Critics help us look at ugly babies and say, yes, they are ugly. We are still allowed to love them, but with the self knowledge that they are lacking in one way or another. Also, an educated critic, one who is aware of the history of their field, can help us spot gems that we might miss in the miasma of mediocrity.
Great article, thanks.
What people tend to forget or overlook is that lots of filmmakers started out as critics, like François Truffaut or Miguel Gomes, directors who have produced films of great quality. Criticism is key, because Cinema, just like any work of art is here to spark off a debate and a dialogue, and critics allow this dialogue to be made. They give us the tools, for a better understanding of films and to find some deeper resonance.
I agree with your overall argument here but I would have liked to have seen some more research to prove your point. Possibly a compare and contrast of a review from Ebert and an opposing critic, or box office numbers from some of the financially successful movies after his death. Good points, but a little vague and need more backing.
Interesting read. I found your distinction between critic and reviewer rather fresh. Personally, I’ve never thought there was much a distinction – reviewer, critic, synonyms, right? But I do think your point is fair; however, perhaps there is something to be said on the moral relativism of criticism as whole.
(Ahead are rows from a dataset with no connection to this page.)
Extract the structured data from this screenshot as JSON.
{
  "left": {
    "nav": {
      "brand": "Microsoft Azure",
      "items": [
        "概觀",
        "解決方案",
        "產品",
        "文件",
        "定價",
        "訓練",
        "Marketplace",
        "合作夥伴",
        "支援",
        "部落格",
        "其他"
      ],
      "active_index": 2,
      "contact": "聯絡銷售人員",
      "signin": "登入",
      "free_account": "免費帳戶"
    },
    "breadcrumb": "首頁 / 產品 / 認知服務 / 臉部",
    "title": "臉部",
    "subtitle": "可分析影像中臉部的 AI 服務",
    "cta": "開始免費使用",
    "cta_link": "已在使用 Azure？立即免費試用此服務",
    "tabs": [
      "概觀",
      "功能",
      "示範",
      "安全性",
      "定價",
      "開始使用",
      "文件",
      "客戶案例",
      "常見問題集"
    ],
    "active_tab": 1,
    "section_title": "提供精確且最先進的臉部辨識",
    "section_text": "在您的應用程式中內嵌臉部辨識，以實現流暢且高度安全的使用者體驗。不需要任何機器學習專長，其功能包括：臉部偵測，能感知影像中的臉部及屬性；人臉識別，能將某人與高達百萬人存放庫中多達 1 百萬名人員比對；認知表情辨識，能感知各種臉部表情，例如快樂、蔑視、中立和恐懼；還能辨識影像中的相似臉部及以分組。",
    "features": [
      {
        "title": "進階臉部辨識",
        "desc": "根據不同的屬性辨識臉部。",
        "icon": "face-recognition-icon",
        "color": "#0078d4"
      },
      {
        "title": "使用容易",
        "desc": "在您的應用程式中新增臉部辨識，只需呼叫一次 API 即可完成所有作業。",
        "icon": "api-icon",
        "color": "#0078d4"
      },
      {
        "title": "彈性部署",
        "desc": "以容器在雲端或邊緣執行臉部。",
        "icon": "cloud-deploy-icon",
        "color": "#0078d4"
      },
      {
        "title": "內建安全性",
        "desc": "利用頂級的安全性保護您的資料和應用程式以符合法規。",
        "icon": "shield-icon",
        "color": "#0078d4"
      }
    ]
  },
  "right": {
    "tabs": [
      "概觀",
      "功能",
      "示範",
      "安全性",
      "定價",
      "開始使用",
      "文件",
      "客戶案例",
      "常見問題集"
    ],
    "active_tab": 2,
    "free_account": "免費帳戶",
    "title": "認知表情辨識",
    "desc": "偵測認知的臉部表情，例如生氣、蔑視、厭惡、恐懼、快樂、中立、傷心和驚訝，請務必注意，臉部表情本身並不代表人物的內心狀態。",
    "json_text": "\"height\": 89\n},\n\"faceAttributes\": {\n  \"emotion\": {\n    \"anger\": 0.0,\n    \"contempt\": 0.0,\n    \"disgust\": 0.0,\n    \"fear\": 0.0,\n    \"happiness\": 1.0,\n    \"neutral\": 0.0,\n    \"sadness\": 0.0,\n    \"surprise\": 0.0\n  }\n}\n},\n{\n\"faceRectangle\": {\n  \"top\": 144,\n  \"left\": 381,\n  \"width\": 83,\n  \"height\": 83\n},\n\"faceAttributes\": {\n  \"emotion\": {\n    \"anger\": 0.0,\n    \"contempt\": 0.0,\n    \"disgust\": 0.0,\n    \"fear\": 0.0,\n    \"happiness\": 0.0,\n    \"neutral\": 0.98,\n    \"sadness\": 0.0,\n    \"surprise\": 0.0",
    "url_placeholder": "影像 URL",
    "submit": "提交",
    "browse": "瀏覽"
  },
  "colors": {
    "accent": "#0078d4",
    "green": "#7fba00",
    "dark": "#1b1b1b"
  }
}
It might be that, indeed, a reviewer describes how a film “impacted their feelings,” but this implies the feelings of the critic are, what, at distance, shall we say? And that’s not entirely accurate. Ebert himself, when he would judge a film, would quantify his own feelings informed by his experience watching many a film and engaging with them intellectually.
Maybe I’m splitting hairs here, but when you take such pains to differentiate between the critic and the reviewer, it’s a fair point to make. Both critics and reviewers explore whatever piece of media they’re tasked to evaluate with feeling, and both try to qualify and justify their responses (their feelings!) to film with that very evaluative judgement of merit: a review.
Whether we, as critics, can truly make a difference in this age of the internet remains to be seen, but I feel like people still recognize that critics have a greater understanding of how films work. For that reason they’ll stay relevant – peaking and troughing in that relevance dependent on the person you’re asking. However, I think the bigger compliment is that critics remain the final bastion against the financial super-machines plaguing film. The uninformed – and I don’t mean that insultingly as anyone who doesn’t spend time analyzing something is inherently uninformed – don’t have any collective consciousness near enough to making decisions against the malpractices of Hollywood (for example).
If a film is unambiguously terrible then critics will always try their best to recognize that for the betterment of film in society. People are free to not pay attention, but it’s equivalent in my mind to a fitness instructor warning a budding athlete not to try too much too early. Ultimately, they’re and we’re in a position where we have a professional eye and as such our role is to tell people the ‘truth’. Maybe that’s an incredibly naive position to take but it’s something that we need to believe. This isn’t about validating our position but about believing that what we’re doing serves a greater purpose to society.